The brain is one of the most important organs in the body. It’s responsible for the way the heart, lungs, kidneys, and all other bodily systems function. Brain damage can increase the risk of memory loss and cognitive problems, which is why your elderly loved one needs to do everything possible to keep his or her brain in optimum health. An excellent way to achieve this is by following a healthy diet. Below are some of the links between diet and Alzheimer’s.
1. Insulin Problems
Foods with a high glycemic index are generally digested quickly and cause insulin levels to spike. These types of foods impair brain function and increase the odds of neurological disorders such as Alzheimer’s. If your parent continues to eat a diet high in sugar and processed carbohydrates, the high glycemic load from these foods could also impair his or her memory. Your loved one should consume more whole grains, vegetables, legumes, fruits, and other items with a lower glycemic load.
If your loved one has been diagnosed with Alzheimer’s, help is just a phone call away. There are many reasons seniors might need assistance at home. Some may require regular mental stimulation due to an Alzheimer’s diagnosis, while others might only need part-time assistance with exercise and basic household tasks. Home Care Assistance is a leading elderly home care provider. Families rely on our expertly trained caregivers to help their senior loved ones maintain a high quality of life.
2. Lower Brain Volume
Highly processed foods, sweet treats, refined carbohydrates, caffeine, fish that’s high in mercury, and alcoholic beverages can harm the brain and prevent seniors from making sound decisions, learning new things, and remembering familiar people, places, and skills. Aging adults with lower brain volume are at higher risk for developing Alzheimer’s disease. Therefore, your loved one should avoid the foods mentioned above and ask a doctor or nutritionist to recommend a healthy diet.
3. Oxidative Stress

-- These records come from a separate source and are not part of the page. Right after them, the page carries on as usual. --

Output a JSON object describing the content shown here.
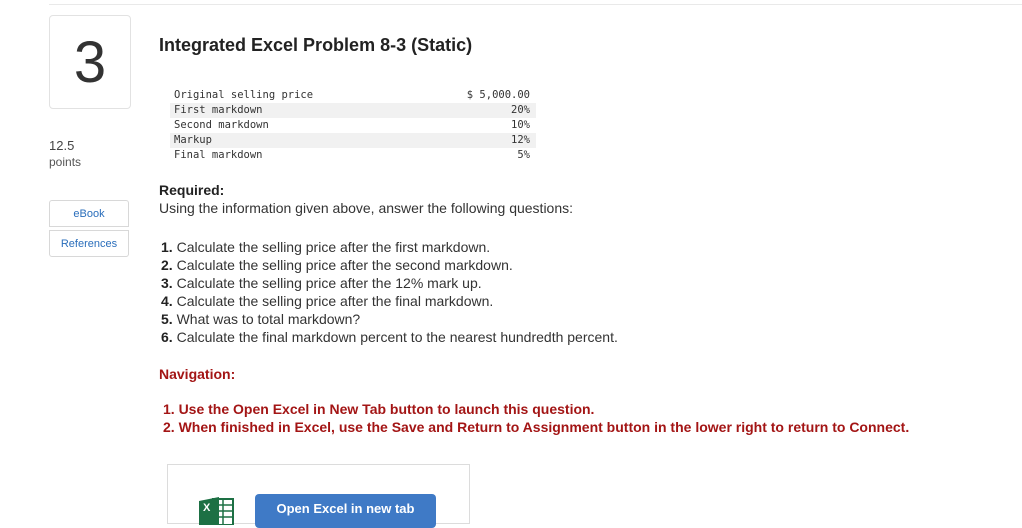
{
  "question": {
    "number": "3",
    "points_value": "12.5",
    "points_label": "points"
  },
  "sidebar": {
    "ebook_label": "eBook",
    "references_label": "References"
  },
  "problem": {
    "title": "Integrated Excel Problem 8-3 (Static)",
    "data_rows": [
      {
        "label": "Original selling price",
        "value": "$ 5,000.00"
      },
      {
        "label": "First markdown",
        "value": "20%"
      },
      {
        "label": "Second markdown",
        "value": "10%"
      },
      {
        "label": "Markup",
        "value": "12%"
      },
      {
        "label": "Final markdown",
        "value": "5%"
      }
    ],
    "required_heading": "Required:",
    "required_text": "Using the information given above, answer the following questions:",
    "questions": [
      {
        "num": "1.",
        "text": " Calculate the selling price after the first markdown."
      },
      {
        "num": "2.",
        "text": " Calculate the selling price after the second markdown."
      },
      {
        "num": "3.",
        "text": " Calculate the selling price after the 12% mark up."
      },
      {
        "num": "4.",
        "text": " Calculate the selling price after the final markdown."
      },
      {
        "num": "5.",
        "text": " What was to total markdown?"
      },
      {
        "num": "6.",
        "text": " Calculate the final markdown percent to the nearest hundredth percent."
      }
    ],
    "navigation_heading": "Navigation:",
    "navigation_items": [
      "1. Use the Open Excel in New Tab button to launch this question.",
      "2. When finished in Excel, use the Save and Return to Assignment button in the lower right to return to Connect."
    ]
  },
  "excel_panel": {
    "button_label": "Open Excel in new tab",
    "icon": "excel-icon",
    "brand_color": "#1d7044",
    "button_color": "#3f7ac6"
  }
}
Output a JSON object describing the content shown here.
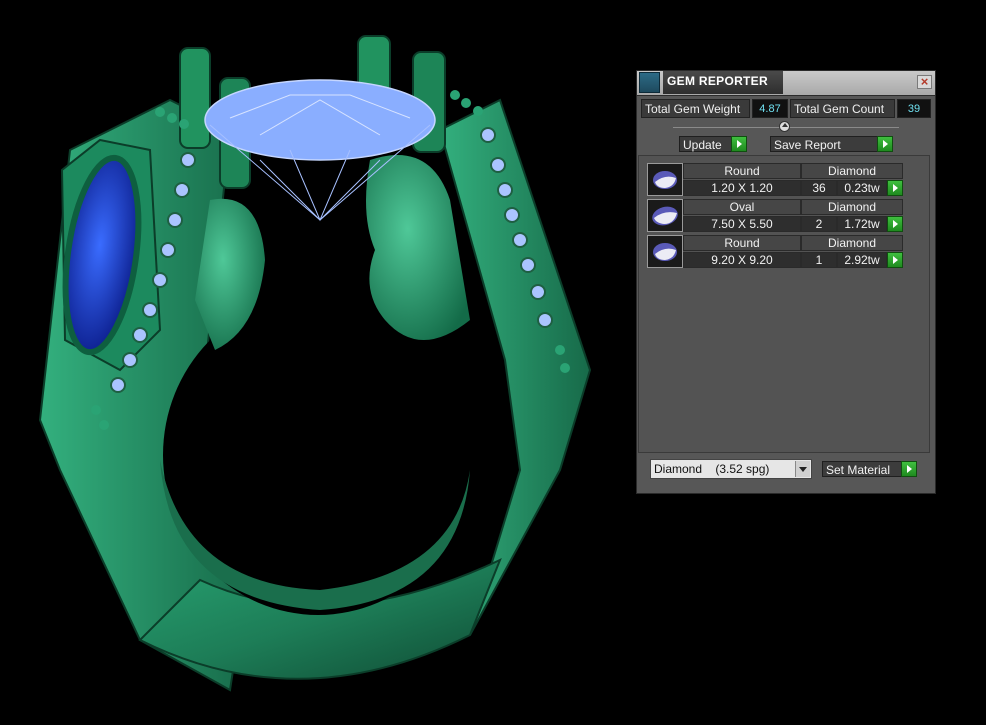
{
  "panel": {
    "title": "GEM REPORTER",
    "total_weight_label": "Total Gem Weight",
    "total_weight_value": "4.87",
    "total_count_label": "Total Gem Count",
    "total_count_value": "39",
    "update_label": "Update",
    "save_report_label": "Save Report",
    "gems": [
      {
        "shape": "Round",
        "material": "Diamond",
        "size": "1.20 X 1.20",
        "count": "36",
        "weight": "0.23tw"
      },
      {
        "shape": "Oval",
        "material": "Diamond",
        "size": "7.50 X 5.50",
        "count": "2",
        "weight": "1.72tw"
      },
      {
        "shape": "Round",
        "material": "Diamond",
        "size": "9.20 X 9.20",
        "count": "1",
        "weight": "2.92tw"
      }
    ],
    "material_select": {
      "name": "Diamond",
      "spg": "(3.52 spg)"
    },
    "set_material_label": "Set Material"
  },
  "colors": {
    "ring_green": "#1f7a55",
    "gem_blue": "#1e4fd8",
    "gem_lightblue": "#8ab0ff",
    "panel_bg": "#575757",
    "accent_green": "#2eaa2e",
    "value_cyan": "#6fe0f0"
  }
}
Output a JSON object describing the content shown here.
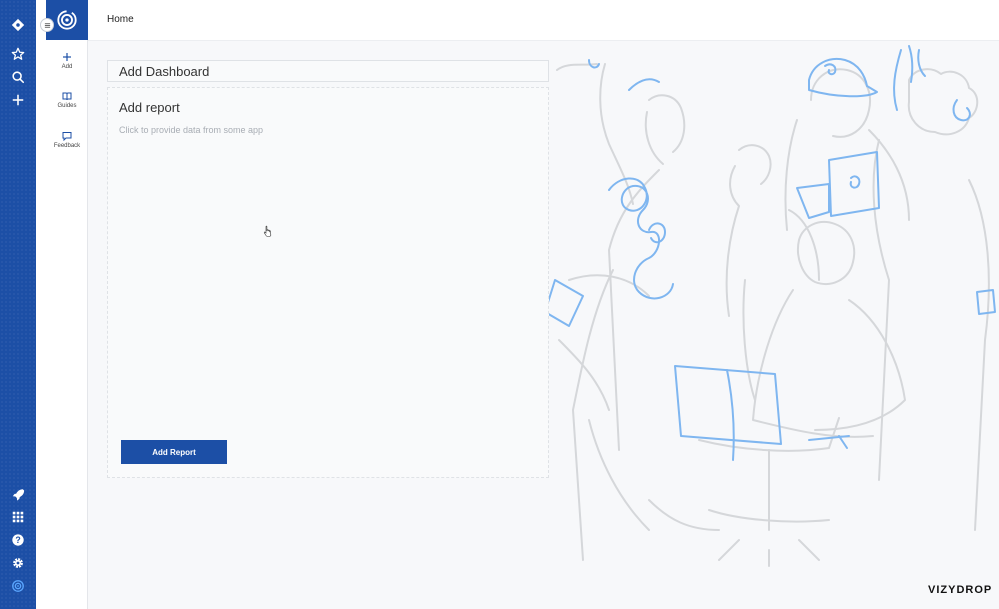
{
  "rail": {
    "icons": [
      "diamond-logo-icon",
      "star-icon",
      "search-icon",
      "plus-icon",
      "rocket-icon",
      "apps-grid-icon",
      "help-icon",
      "gear-icon",
      "vizydrop-icon"
    ]
  },
  "sidebar": {
    "tools": [
      {
        "icon": "plus-icon",
        "label": "Add"
      },
      {
        "icon": "book-icon",
        "label": "Guides"
      },
      {
        "icon": "chat-icon",
        "label": "Feedback"
      }
    ]
  },
  "header": {
    "breadcrumb": "Home"
  },
  "dashboard": {
    "title": "Add Dashboard",
    "report": {
      "title": "Add report",
      "subtitle": "Click to provide data from some app",
      "button_label": "Add Report"
    }
  },
  "footer": {
    "logo": "VIZYDROP"
  },
  "colors": {
    "brand": "#1c4fa6",
    "accent_illustration": "#7fb6f0",
    "line_illustration": "#d5d7da"
  }
}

An imbalance of free radicals and antioxidants in the body is known as oxidative stress. Failing to prevent the issue could lead to significant tissue damage and speed up cognitive decline. Oxidative stress is linked to Alzheimer’s. Your loved one can reduce oxidative stress in the brain by following a healthy diet that’s low in fat, sugar, and processed foods. He or she should eat healthy foods, such as leafy green vegetables, fresh fruits, lean meats, fatty fish, nuts, olive oil, and whole grain bread and pasta.
If your loved one needs help preparing nutritious meals, a home caregiver can be a wonderful source of support. In Huntington, senior home care agencies can be a great boon to seniors. With the help of the caregivers at Home Care Assistance, your aging loved one can lead a happier and healthier life. We offer a revolutionary program called the Balanced Care Method, which encourages seniors to eat nutritious foods, exercise and socialize regularly, and focus on other lifestyle factors that increase life expectancy.
4. Sleep Deprivation
Losing even one night of rest could increase the amount of tau proteins in the brain. These proteins are associated with Alzheimer’s, and they could negatively affect your loved one’s wellbeing. To prevent tau protein levels from rising, seniors should get at least eight hours of sleep per night. A healthy diet should include foods that contain magnesium, tryptophan, vitamin B6, calcium, and melatonin. These are essential nutrients that reduce sleep disruptions and boost brain health.
5. Decreased Brain Tissue
The foods your parent eats affect the structure of his or her brain and how the organ functions. Bad eating habits can kill cells and speed cognitive decline. A decrease in brain tissue is one of the top risk factors associated with Alzheimer’s disease. Therefore, your loved one must avoid a diet full of sodium, added fats, and sugar, including items like instant noodles, microwave popcorn, canned soups, potato chips, and energy drinks.
Without the right assistance, Alzheimer’s can be challenging for seniors and their families to handle. If you’re looking for professional Alzheimer’s care, Huntington Home Care Assistance provides high-quality care aging adults and their families can count on. All of our hourly and live-in caregivers are trained to help seniors with Alzheimer’s live happier and healthier lives, and we also provide specialized dementia, stroke, and Parkinson’s care. Trust Home Care Assistance to provide high-quality compassionate, professional home care for your loved one. If your loved one needs help with the challenges of aging, call one of our compassionate Care Managers today at (304) 521-2909.